Tag Archives: reviews

Reviews

griffin close up

Writing

[on Lune]: “It quietly pushes the reader to imagine the sea under the cover of night, which in turn brings the lines about the sun or light forward into a startling glow. It’s interesting to mention that the darkness of the poem doesn’t come from the night sky, but emerges into it from a jet black sea. This is one of the overarching motifs that help to drive home the ideas of the work. The narrator of the poem looks out to the sea for answers, but the sea exists as an unknown, and repeatedly what the sea casts back is a command to look inside oneself. This dichotomy between the mysterious expanse of the sea and the tiny intimacy of the self is something that Hymas has managed to capture perfectly without being saccharine. If anything, the closeness that she conjures is one of melancholy.” Nick Murray Annexe Magazine

[on Lune]: “Lune is a rich addition to this contemporary pastoral tradition: part narrative, part evocation of land- and sea-scape, part metaphysical meditation on what the world is and what it is to be in that world. The title in the first instance derives from the river, but the other definitions of lune that I referred to in the opening paragraph of this review all seemed to me to come to bear on the poem as I read it. The sea is a leash, limiting the walker’s range of movement, the pull of the moon is what creates that intertidal space, the bay’s crescent is formed by sea and land intersecting, and these are all things the poem brings to our mental vision.The poem is driven by a need to see, in every sense of the word. And it recognises, or Hymas recognises, the difficulty of this project.” Billy Mills, Sabotage

[on Bedrock] “The poetry is earthy and takes a no-nonsense approach to setting out their journey from community-based god-fearing and pious, through to the complexity, toughness and verging on faithlessness, of modernity. These vignettes suggest a narrative that could make a substantial novel or play” Anne Stewart in Artemis

[on Host]
” I recommend the collection, especially for readers looking for a fresh slant on the domestic lyric, or just a very enjoyable verse narrative. Host is well worth their while, and bodes well for Hymas’ future.” Mark Burnhope on Ink Sweat & Tears

“… excellent at capturing social and religious codes of behaviour, with the acuity of Austen or Alice Munro … Host is a tactile and muscular collection, rooted in the complexities and textures of the physical world. Hymas has created fresh and exuberant work that, at its best, captures the awe of being alive.” Sarah Westcott reviews Host on Eyewear, here

” … These poems do not just host or reside; they make a connection, a highway of energy between the physical, the limits of the body and the indefinable other.

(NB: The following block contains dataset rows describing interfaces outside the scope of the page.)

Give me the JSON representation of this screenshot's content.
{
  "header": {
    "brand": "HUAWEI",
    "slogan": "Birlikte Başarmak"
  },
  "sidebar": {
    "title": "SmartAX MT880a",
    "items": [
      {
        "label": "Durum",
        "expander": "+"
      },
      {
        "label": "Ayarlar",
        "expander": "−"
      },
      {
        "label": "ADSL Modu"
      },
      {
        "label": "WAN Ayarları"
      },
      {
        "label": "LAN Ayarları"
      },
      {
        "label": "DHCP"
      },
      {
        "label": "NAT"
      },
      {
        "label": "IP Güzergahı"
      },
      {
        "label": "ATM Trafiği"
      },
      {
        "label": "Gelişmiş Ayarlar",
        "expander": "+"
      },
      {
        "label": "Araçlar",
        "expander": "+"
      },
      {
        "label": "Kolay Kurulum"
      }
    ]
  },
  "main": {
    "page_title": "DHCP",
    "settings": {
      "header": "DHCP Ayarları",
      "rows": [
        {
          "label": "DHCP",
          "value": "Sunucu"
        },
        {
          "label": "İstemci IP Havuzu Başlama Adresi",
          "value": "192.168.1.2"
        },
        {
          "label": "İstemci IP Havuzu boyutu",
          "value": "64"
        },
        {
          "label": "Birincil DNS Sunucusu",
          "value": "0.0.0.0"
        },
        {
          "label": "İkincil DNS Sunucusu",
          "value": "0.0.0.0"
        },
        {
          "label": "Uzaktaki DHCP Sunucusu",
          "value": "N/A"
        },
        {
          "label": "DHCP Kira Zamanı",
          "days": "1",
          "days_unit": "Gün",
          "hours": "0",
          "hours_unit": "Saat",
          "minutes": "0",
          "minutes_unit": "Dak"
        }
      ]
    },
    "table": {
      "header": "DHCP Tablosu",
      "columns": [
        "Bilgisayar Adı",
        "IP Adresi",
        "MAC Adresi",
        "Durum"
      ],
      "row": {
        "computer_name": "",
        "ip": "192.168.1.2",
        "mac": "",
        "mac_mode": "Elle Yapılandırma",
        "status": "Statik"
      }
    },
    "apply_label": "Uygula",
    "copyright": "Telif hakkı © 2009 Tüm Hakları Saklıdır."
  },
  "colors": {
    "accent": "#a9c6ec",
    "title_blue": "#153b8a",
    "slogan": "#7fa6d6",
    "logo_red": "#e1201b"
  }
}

The thing I like most about this collection is the so-much-more-than landscape they offer: more, they are a being-in-ness, being-of-ness, that I very much enjoy.”Anna McKerrow

“I read Host four times through and, by the last reading, it felt like a pair of hands about my face shushing my over-caffeinated brain.” Peter Wild, Bookmunch

“Her language is bold, lively and richly textured and her characters’ voices are powerfully brought to life so that their passions, ambitions and disappointments are vividly heard and imagined.” Bernardine Evaristo

“These tersely written poems are rich in well-observed characters and phraseology, witty in the serious sense.They are a feast of defamiliarisation and significant foregrounding, a nourishing image of lives and landscapes.” Herbert Lomas

“Sarah Hymas’ confident language and vivid imagery gives an unusual vitality to this collection. In Bedrock four generations speak of their lives in a sequence that pays homage to the institution of the family. A clear eye for period detail and an ear for the inner voice bring the characters to life, their particular fears and pleasures, conflicts and tensions.
Elsewhere in the book, in poems of travel, people, sailing and self-reflection, she shows the same robust awareness of life’s underlying currents and quests together with a will to embrace its fun and poignancy. It’s good to be in such wholehearted company.” Mike Barlow

Performance

“Sarah’s short imagistic verse is harder to judge in reading than on the page, unlike much comic verse. Where she succeeds is with her lissom presence, literally dancing her poems. Sea imagery predominates but the sustained metaphor of The Midland Hotel as a glamorous, sexy movie starlet was effective.” The Lunecy Review

“I thought your performance of your exquisite and elevated poems was masterly, magnificent.”

“Listening to you and your poems is like listening to music.”

“I just wanted to thank you for a brilliant afternoon yesterday. It created a real buzz with those that attended, they were still talking about it when I saw them in the evening! I hope you enjoyed it as much as we did.” Ansdell Library